Oregon couple should pay hefty fine for discrimination
Oregon bakery owners Aaron and Melissa Klein, who denied service to a same-sex couple, were fined $135,000 in damages, leading to national headlines and an uproar over the couple's First Amendment rights and the American society's sensitivity issues.
A lesbian couple requested a wedding cake at Sweet Cakes by Melissa in 2013 and was told by the heterosexual couple they could not purchase one because of the nature of their marriage. The lesbian couple then filed a discrimination complaint with Oregon's Bureau of Labor and Industries, which investigated the claim.
It was not baseless. What the Sweet Cakes by Melissa owners did was against state law — and generally very rude. In Oregon, it is illegal for a "place of public accommodation," such as a bakery, to deny service to any clientele based on their sexual orientation.
Any responsible business owner would know this already. So I think either the Kleins knew their state's laws and did not care to follow them or were just being jerks to people because they thought their religion entitled them to it — the same way some white people felt entitled to mistreat African Americans in places of public accommodation more than 60 years ago.
The couple's First Amendment rights have not been violated by this ruling. They disobeyed a law. They were punished. There is a problem of perception with people who believe the Kleins have the right to deny service to someone who is homosexual.
The Bible does not tell its readers to act out against or mistreat people because they are gay.

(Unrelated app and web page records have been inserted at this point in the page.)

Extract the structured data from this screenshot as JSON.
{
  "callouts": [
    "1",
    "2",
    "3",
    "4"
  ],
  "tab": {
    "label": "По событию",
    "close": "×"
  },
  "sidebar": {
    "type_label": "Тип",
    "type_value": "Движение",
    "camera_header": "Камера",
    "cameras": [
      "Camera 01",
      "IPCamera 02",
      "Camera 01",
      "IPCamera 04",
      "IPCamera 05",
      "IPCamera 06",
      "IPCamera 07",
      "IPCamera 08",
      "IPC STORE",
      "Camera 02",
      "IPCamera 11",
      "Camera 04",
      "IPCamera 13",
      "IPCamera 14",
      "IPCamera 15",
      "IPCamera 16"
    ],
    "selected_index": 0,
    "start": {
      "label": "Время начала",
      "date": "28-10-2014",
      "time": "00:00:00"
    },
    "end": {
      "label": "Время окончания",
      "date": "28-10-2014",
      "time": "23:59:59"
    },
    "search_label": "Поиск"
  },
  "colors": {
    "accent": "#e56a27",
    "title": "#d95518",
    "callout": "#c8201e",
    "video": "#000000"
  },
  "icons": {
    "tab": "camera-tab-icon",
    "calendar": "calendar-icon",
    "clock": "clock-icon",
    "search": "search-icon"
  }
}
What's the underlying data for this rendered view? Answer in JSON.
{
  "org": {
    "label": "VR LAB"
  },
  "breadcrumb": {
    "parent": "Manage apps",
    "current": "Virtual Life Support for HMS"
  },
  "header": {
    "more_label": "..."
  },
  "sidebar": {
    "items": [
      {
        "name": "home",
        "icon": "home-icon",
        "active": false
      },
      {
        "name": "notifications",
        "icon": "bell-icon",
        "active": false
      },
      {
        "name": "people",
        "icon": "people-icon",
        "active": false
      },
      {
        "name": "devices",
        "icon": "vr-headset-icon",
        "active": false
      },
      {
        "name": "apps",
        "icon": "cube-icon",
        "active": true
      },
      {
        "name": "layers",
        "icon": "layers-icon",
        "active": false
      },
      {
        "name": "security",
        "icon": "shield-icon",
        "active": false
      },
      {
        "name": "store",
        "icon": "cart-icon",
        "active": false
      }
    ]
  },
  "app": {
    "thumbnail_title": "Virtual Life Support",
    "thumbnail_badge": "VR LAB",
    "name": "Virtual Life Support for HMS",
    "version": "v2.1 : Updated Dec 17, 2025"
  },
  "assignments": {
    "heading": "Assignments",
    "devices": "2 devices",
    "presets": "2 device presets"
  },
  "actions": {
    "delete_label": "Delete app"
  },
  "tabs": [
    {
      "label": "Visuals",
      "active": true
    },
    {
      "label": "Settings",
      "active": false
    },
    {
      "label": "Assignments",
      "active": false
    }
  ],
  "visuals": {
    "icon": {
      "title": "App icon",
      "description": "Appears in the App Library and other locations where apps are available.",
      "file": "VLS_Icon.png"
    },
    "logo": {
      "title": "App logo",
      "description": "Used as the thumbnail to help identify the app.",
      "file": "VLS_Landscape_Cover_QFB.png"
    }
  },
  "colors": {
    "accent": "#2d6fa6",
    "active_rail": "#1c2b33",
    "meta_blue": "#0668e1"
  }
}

It simply says in one verse of one chapter that homosexuality is an abomination.
The Kleins are free to practice their religion and believe however they choose. They just can't tell someone he or she is unworthy of a service based on who they are, at least not in Oregon.
As a society, we are embracing a new vision of humanity in our country, where the thoughts and feelings of everyone are respected. Essentially, bullying is no longer tolerated.
The reasons once justified to hate people, such as skin color, sexual orientation, gender bending and many more, are being normalized. The process is not a simple one. Reflecting on African-American civil rights, it is likely that this process will take some time. Like it or not, it is happening. Oregon's anti-discrimination law is simply one step ahead of the federal government.
Maybe it's time we move on from prejudices. What makes this country so unique is our ability to adapt our federal and local laws to an ever-changing society. When prejudices are put aside and diversity is embraced, the magnitude of benefits that diversity brings to a community can propel it into the future with strength and unity.
Leona Mynes is a contributing writer for the Central Florida Future.